[Opening Extracted material section]

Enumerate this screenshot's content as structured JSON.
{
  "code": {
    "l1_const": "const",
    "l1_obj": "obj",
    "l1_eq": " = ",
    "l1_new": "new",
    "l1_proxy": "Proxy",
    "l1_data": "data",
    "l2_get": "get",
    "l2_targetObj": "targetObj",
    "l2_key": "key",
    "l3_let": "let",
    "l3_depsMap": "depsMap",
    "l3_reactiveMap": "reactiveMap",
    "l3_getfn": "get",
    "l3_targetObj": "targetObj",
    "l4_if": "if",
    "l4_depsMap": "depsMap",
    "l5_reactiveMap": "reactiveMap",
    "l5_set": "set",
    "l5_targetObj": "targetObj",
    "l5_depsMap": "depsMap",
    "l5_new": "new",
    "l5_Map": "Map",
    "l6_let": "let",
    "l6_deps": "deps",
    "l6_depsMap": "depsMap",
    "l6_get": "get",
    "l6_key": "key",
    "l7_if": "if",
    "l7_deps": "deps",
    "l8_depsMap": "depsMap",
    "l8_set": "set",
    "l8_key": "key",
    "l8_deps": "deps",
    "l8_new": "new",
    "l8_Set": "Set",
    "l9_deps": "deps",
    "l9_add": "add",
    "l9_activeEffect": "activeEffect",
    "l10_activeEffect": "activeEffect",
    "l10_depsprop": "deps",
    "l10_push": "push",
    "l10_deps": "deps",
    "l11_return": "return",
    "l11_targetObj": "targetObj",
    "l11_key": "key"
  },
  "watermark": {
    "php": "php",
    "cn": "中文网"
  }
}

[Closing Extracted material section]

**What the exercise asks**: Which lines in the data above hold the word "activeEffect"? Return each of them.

**Answer to this exercise**:
    "l9_activeEffect": "activeEffect",
    "l10_activeEffect": "activeEffect",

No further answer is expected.